The objectives of this study are to evaluate char component from pyrolysis of MSW as an applicable solid fuel and to research the mechanism of dechlorination during the pyrolysis not only by establishing the material balance but also by understanding the Cl behavior into pyrolysis products. The pyrolysis experiments have been performed with a RDF (Refuse Derived Fuel) obtained from actual MSW as a model sample. The RDF is pyrolyzed by an externally indirect heat source for an hour under nitrogen gas stream (7×10-2cm/s) at 250-800°C. The results show that; (1) The pyrolysis temperature of 500-600°C may be optimal to pyrolyze the RDF.(2) The char obtained by the pyrolysis can be used as a substitute for bituminous-class coals, meeting the following process targets: (1) Calorific value (d.a.f.), 32000-34000kJ/kg; Fuel ratio (ratio of fixed carbon to volatile matter), about 2 (-); (3) Degree of carbonization (H/C atomic ratio), 0.5 (-).(3) Provided the char formed by the pyrolysis below 600°C is subjected to be washed with water, the chlorine content in it could be reduced to the target (0.3-0.5wt%).
For the purpose of establishing recycle technology to reduce environmental load, technical and practical development of supercritical water (SCW) is required. That is non-catalytic hydrolysis expected to develop.SCW has some advantages in chemical processes. SCW can form a homogeneous phase with oil and gas and in addition, changing the conditions of SCW can be used to control equilibrium and reaction without catalyst. Dithionic acid, which is difficulty to decompose, is a Chemical Oxygen Demand waste generated during desulfurization. Experiments were conducted to hydrolyze ditionic acid in SCW. In the experiments, it was found that decomposition rate of dithionic acid was the same regardless of whether hydrogen peroxide was added or not. Dithionic acid occurred at 100% conversion at 350°C. The sulfuric acid ion/sulfurous acid ion concentration ratio increased with increasing the amount of hydrogen peroxide. Activation energy for decomposition of ditionic acid in SCW under non-catalytic conditions was determined to be 39kcal/mol and was slightly higher than activation energy of the catalytic reaction.

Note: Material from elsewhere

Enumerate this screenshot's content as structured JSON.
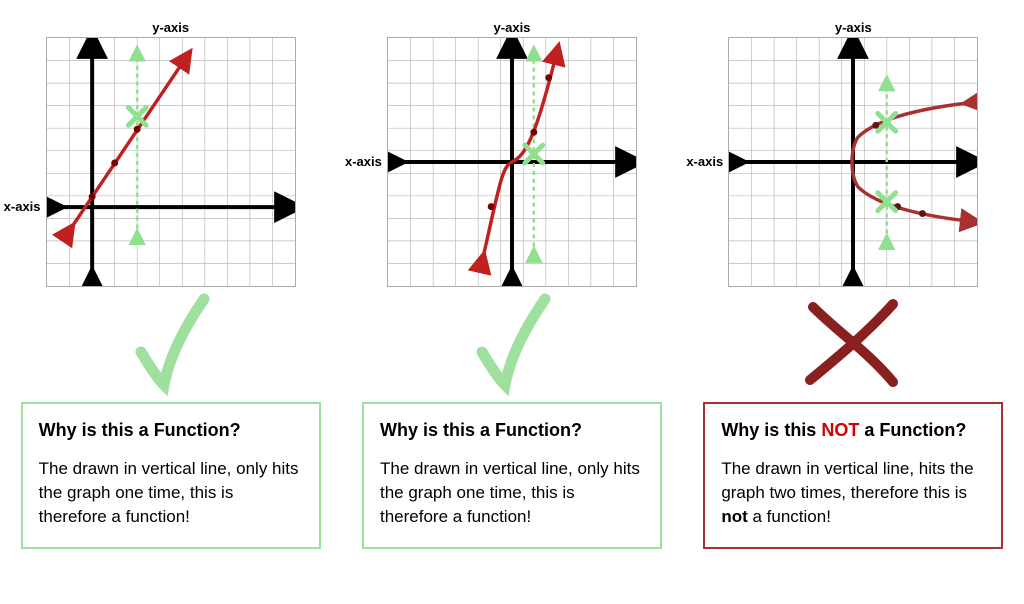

The authors investigated life cycle carbon dioxide and methane inventories for the exploration, exploitation and transportation (incl. their capital) of natural gas produced in Minami Nagaoka Natural Gas Field in Japan. Around 22% of total domestic natural gas production was exploited from the field in 2001. According to the results obtained through the investigation, 5.18g-CO2-eq. of carbon dioxide and methane is released by the exploration, exploitation and transportation of 1 MJ of the natural gas. The amount is almost 10% of the carbon dioxide emission by the combustion of the natural gas. Hence, the emission data by its production should be counted for precise implementation of LCA. The largest carbon dioxide emission source is the release of carbon dioxide which is extracted from underground with natural gas and separated from the target gas (CH4). The next largest emission is released natural gas during its transportation by pipe lines. Because of re-construction of roads or development of the route area, the pipe lines are required to detour. For the diversion process, certain amount of natural gas inside the pipes is released to the environment. These releases are more than 70% of the total GHG emission obtained by this investigation.